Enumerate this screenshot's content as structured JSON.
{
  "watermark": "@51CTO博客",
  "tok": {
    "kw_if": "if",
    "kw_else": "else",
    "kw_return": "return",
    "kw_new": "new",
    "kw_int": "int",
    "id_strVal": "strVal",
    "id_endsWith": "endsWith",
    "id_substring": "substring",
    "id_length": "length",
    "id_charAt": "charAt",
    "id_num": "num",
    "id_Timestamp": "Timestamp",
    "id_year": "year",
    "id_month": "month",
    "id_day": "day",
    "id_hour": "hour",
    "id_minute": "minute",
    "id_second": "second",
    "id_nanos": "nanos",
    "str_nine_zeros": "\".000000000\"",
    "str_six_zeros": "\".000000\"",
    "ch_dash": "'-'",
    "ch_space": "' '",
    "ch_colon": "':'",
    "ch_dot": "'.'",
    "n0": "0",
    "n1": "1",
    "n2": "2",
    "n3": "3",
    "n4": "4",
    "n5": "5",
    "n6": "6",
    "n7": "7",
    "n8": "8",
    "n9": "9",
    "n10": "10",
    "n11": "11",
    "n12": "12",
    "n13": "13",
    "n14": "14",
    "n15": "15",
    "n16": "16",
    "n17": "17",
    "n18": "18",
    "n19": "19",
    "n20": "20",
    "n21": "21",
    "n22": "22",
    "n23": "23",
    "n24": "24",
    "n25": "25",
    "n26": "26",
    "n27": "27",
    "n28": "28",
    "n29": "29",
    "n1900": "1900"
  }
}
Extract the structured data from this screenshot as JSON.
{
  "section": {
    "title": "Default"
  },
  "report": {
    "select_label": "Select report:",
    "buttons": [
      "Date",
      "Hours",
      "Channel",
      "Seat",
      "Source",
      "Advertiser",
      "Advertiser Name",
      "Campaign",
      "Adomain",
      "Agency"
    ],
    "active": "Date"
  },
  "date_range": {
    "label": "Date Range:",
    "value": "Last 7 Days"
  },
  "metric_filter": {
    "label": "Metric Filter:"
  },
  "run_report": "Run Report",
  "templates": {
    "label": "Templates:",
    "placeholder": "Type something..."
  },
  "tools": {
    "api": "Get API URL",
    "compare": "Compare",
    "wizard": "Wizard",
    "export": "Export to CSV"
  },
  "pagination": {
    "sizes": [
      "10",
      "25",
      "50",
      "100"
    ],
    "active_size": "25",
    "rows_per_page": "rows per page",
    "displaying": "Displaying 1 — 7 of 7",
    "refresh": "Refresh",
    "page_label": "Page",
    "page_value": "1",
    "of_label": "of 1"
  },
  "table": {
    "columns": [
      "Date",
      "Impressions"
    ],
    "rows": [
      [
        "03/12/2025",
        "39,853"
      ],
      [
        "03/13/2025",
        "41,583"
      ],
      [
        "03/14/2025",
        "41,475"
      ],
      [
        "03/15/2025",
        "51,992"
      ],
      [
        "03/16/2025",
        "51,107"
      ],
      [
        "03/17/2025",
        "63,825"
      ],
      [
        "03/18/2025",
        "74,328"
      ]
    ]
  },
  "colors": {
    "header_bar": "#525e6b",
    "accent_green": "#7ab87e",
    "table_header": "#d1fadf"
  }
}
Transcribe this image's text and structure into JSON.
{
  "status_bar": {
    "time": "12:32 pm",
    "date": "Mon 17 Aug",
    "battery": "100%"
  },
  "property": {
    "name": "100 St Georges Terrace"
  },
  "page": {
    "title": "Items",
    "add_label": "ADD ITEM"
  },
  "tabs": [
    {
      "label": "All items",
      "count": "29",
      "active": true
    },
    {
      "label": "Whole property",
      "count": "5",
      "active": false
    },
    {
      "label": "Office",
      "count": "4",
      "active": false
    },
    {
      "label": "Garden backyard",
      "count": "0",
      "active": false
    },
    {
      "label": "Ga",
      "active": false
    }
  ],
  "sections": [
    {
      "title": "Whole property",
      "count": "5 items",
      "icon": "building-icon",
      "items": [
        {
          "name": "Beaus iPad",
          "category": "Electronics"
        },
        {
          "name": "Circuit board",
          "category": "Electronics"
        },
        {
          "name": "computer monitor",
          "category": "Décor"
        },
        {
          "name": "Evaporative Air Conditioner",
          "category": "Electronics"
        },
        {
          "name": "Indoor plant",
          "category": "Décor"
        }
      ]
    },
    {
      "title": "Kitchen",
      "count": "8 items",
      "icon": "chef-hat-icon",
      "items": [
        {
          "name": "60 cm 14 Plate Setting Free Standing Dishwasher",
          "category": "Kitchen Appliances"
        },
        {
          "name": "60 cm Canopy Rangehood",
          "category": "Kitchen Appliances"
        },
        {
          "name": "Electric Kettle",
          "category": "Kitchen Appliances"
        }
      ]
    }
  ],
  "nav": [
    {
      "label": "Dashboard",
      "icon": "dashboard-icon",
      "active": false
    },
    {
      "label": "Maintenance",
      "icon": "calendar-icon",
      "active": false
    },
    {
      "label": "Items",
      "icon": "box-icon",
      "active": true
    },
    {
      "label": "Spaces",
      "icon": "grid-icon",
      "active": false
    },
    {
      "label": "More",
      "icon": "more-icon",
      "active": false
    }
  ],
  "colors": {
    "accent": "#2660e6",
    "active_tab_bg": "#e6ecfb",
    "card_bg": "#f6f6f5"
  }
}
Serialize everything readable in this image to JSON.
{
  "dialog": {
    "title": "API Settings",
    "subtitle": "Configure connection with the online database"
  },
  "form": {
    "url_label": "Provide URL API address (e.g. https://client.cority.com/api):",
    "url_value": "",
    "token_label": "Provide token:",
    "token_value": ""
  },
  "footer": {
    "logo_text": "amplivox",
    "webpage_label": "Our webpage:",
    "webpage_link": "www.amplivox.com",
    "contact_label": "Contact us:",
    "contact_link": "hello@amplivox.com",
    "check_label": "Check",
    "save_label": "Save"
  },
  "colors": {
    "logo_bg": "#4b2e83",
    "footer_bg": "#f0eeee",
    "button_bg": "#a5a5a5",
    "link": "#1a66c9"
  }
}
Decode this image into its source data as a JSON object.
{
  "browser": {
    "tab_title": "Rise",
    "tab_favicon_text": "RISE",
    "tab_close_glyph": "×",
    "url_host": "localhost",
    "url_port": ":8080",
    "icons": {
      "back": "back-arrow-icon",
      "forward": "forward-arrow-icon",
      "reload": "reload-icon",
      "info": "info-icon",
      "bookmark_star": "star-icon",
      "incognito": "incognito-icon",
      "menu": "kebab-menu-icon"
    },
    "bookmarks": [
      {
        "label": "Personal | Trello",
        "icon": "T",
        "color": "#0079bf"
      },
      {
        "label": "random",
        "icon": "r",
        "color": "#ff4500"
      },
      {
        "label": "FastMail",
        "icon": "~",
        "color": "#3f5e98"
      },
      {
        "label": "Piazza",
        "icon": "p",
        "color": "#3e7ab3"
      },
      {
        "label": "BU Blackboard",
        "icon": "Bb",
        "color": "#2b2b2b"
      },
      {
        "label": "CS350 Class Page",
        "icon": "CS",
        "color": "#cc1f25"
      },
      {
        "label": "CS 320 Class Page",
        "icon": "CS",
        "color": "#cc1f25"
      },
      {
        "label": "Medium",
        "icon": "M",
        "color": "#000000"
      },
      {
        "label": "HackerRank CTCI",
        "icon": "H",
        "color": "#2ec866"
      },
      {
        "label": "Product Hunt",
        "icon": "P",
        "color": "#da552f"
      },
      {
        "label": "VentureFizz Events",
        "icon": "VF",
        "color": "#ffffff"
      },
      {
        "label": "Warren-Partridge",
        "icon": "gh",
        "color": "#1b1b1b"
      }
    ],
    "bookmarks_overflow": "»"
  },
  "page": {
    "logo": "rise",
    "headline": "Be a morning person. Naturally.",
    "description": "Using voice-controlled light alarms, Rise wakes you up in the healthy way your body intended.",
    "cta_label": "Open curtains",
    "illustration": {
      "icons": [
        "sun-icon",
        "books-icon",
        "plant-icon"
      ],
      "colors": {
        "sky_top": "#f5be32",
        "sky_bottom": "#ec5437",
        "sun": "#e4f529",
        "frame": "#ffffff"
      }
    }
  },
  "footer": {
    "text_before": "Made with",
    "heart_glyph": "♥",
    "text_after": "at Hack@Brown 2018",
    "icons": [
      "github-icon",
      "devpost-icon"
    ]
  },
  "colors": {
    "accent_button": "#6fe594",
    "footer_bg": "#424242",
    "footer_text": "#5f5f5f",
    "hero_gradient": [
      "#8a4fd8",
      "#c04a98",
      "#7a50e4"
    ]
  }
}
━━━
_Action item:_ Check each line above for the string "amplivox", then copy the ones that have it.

_Your solution:_
    "logo_text": "amplivox",
    "webpage_link": "www.amplivox.com",
    "contact_link": "hello@amplivox.com",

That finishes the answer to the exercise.